◆ **PROBLEM DESCRIPTION**:
Quote every line below exactly and skip any picture.

◆ **WORKING DATA**:
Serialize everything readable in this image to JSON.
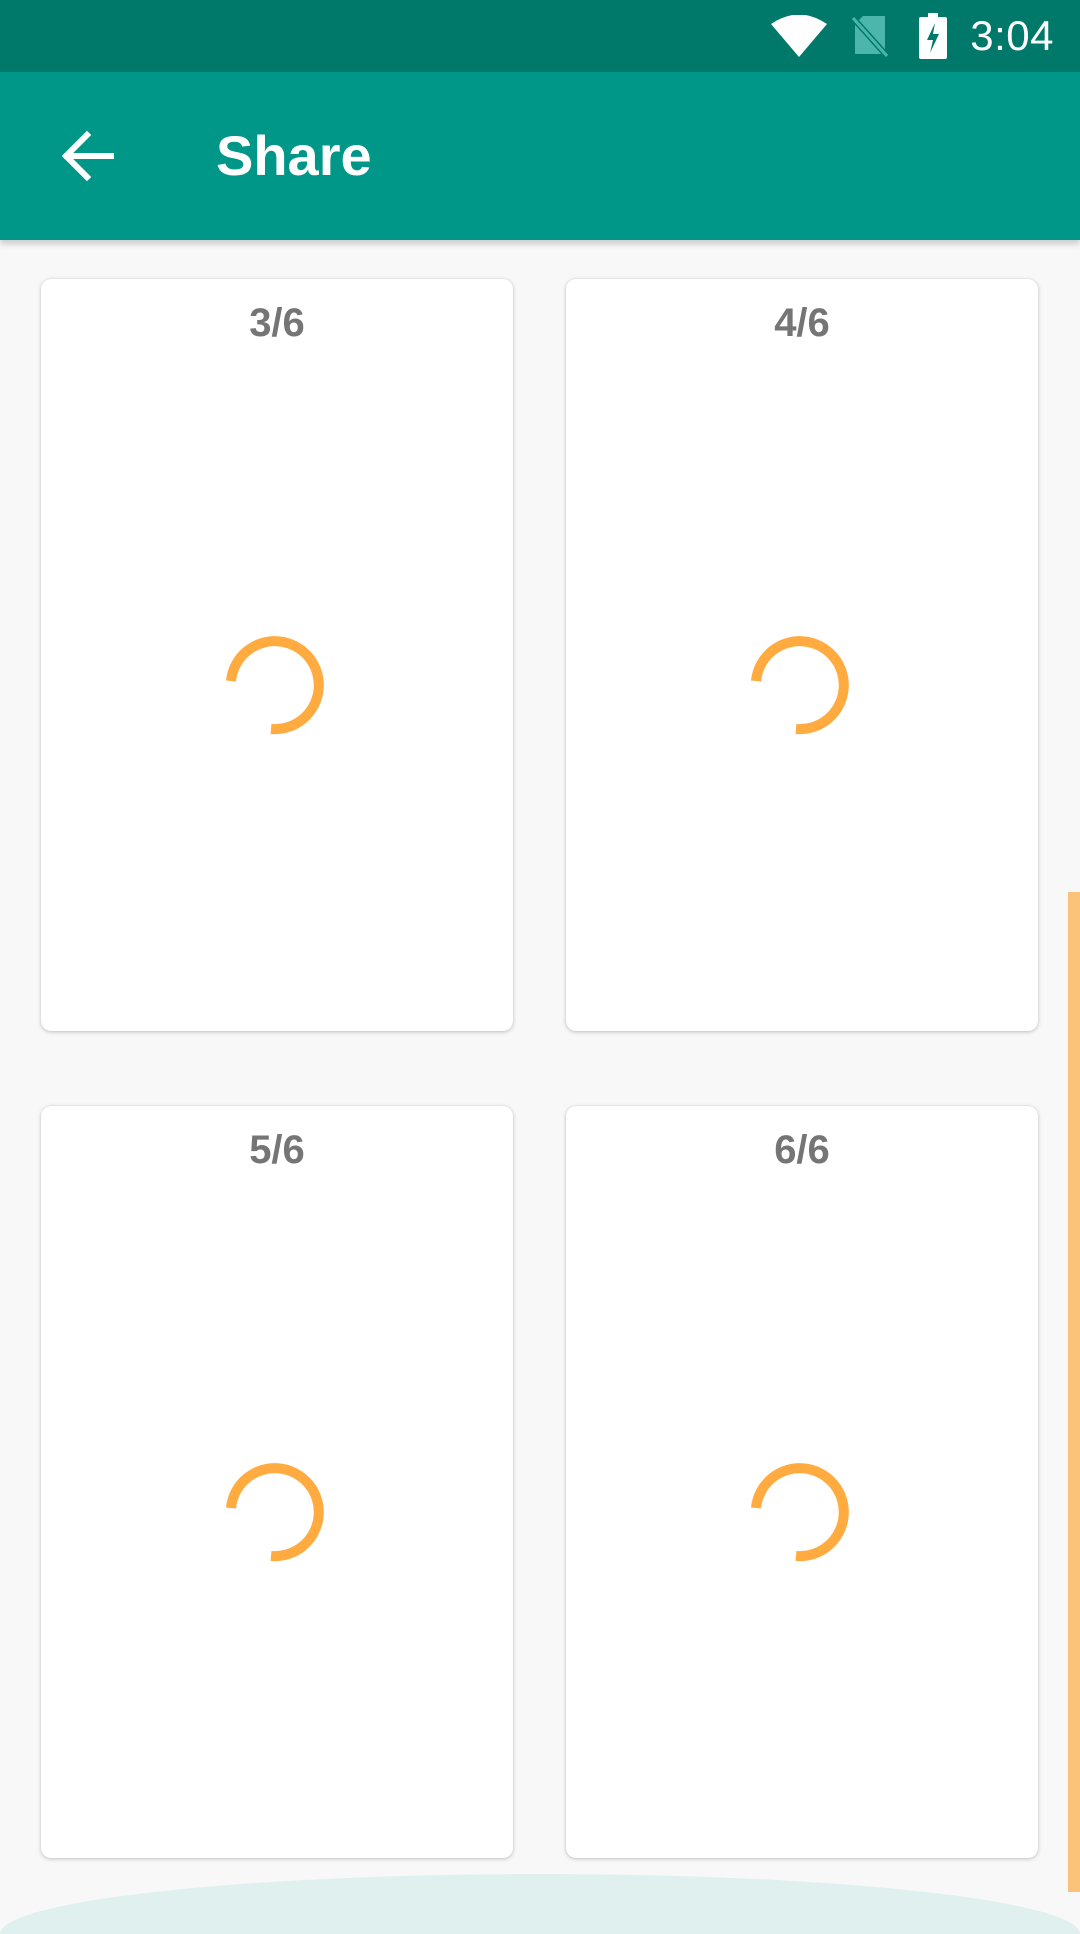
{
  "status_bar": {
    "time": "3:04",
    "icons": [
      "wifi-icon",
      "no-sim-icon",
      "battery-charging-icon"
    ]
  },
  "app_bar": {
    "back_icon": "arrow-back-icon",
    "title": "Share"
  },
  "pages": [
    {
      "label": "3/6",
      "state": "loading"
    },
    {
      "label": "4/6",
      "state": "loading"
    },
    {
      "label": "5/6",
      "state": "loading"
    },
    {
      "label": "6/6",
      "state": "loading"
    }
  ],
  "colors": {
    "status_bar": "#00796b",
    "app_bar": "#009688",
    "spinner": "#ffab40",
    "page_label": "#757575",
    "background": "#f8f8f8"
  }
}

◆ **ANSWER TO THE EXERCISE**:
Serialize everything readable in this image to JSON.
{
  "status_bar": {
    "time": "3:04",
    "icons": [
      "wifi-icon",
      "no-sim-icon",
      "battery-charging-icon"
    ]
  },
  "app_bar": {
    "back_icon": "arrow-back-icon",
    "title": "Share"
  },
  "pages": [
    {
      "label": "3/6",
      "state": "loading"
    },
    {
      "label": "4/6",
      "state": "loading"
    },
    {
      "label": "5/6",
      "state": "loading"
    },
    {
      "label": "6/6",
      "state": "loading"
    }
  ],
  "colors": {
    "status_bar": "#00796b",
    "app_bar": "#009688",
    "spinner": "#ffab40",
    "page_label": "#757575",
    "background": "#f8f8f8"
  }
}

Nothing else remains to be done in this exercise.